There are few more interesting places to live and study than the city of Quetzaltenango. Commonly known among Guatemalans by its Quiche name of Xela (Shay-la), the city is situated in a mountain valley at an altitude of 7,500 feet (2,280m), amid spectacular peaks and
volcanoes. Its altitude gives it a perfect climate—daytime high temperatures never exceed 85°F (30°C) or drop below 55°F (13°C). It is the site of nine universities and the home of many of Guatemala's outstanding writers and artists; it prides itself on its reputation as "The Cradle of National Culture."
The city serves as the commercial and cultural center of the vast rural region known as the Altiplano, where Guatemala's indigenous population still carries on subsistence agriculture by methods that predate the Conquest. The majority of the city's population are Maya-Quiche Indians, many of whom still wear their traditional clothing in daily life. Xela has few slums for a city of its size (pop. 125,000).
Despite its many attractions, Xela has not become a center and is not one of the usual stops on the "Gringo Trail". Unlike other cities such as Antigua Guatemala, Guatemala City and San Jose, Costa Rica, there are very few English speakers among Xela's inhabitants—a fact which benefits students of Spanish because it forces them to use the language in every aspect of daily life.
Although Xela is still a relatively safe city, some things have changed since Pop Wuj - Spanish School Guatemala was founded in 1992, mainly due to the increase in the number of cars, resulting in more noise and pollution. Nevertheless, Xela remains more of a sprawling town than a typical city. It is the real Guatemala, without the intensity one feels in the capital city of "Guáte." Its architecture is a hodgepodge of adobe, reinforced concrete, and modern steel construction, and it has some very interesting historic neighborhoods (one of which has transformed into a historic district).

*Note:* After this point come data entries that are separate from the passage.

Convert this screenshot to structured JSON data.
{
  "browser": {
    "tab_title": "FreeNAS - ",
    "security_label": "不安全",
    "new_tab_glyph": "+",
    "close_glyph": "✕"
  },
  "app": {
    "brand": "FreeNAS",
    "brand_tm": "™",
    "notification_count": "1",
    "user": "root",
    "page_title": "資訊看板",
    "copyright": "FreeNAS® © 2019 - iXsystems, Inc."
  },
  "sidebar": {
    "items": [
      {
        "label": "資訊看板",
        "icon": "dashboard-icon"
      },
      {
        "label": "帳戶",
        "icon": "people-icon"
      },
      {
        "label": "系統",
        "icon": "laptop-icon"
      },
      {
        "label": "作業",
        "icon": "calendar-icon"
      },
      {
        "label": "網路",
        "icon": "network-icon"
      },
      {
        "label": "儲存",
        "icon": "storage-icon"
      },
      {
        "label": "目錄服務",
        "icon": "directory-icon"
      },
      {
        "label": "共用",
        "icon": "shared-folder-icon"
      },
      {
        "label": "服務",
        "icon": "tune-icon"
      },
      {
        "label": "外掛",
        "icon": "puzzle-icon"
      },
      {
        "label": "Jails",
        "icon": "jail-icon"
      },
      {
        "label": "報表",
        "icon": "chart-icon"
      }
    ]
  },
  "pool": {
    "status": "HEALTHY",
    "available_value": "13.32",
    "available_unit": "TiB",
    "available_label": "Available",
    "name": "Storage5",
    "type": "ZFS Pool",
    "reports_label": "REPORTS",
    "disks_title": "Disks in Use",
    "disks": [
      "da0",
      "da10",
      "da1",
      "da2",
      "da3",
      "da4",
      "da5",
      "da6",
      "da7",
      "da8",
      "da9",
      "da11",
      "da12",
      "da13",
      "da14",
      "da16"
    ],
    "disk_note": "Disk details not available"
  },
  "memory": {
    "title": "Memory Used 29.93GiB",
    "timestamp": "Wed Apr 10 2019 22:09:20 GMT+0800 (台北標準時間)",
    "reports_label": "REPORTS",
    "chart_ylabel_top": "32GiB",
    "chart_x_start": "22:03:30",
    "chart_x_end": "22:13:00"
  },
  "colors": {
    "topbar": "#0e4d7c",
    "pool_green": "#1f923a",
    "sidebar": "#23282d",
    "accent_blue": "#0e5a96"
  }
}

There are narrow, winding, hilly streets that contribute to its charm and sense of timelessness. If you study in Xela, you will get to know the country and the surrounding highlands, learn from well-educated teachers, and experience lower prices than you find in other centers Just keep in mind that it is not a lovely, manicured playground, like Antigua, Guatemala or Cuernavaca, Mexico. Quetzaltenango is a place students go to appreciate its unique qualities, and because it is home to some very special people.
A recent Pop Wuj student shared his Xela experience on the Pop Wuj Projects Blog. Read his first-hand account here.
Please note that due to high elevation, the mosquito (Aedes aegypti) that carries Zika as well as dengue fever, chikungunya, yellow fever, and other diseases is NOT present in the city of Xela (officially called Quetzaltenango) nor the highland communities where Pop Wuj runs community projects.
Zika cases have been reported in other parts of Guatemala, and Pop Wuj encourages all students to take safety precautions if they plan to travel to lower elevations during their free time. The U.S. Center for Disease Control (CDC) warns that women who are or may soon be pregnant need to take special precautions and recommends that travelers in areas with Zika take steps to prevent mosquito bites such as wearing long sleeves/pants, using bug spray, and using screens or mosquito nets. Travelers should also remember that Zika can be sexually transmitted.
Our Student Coordinator is on hand to discuss travel plans, questions, or any concerns you might have at firstname.lastname@example.org.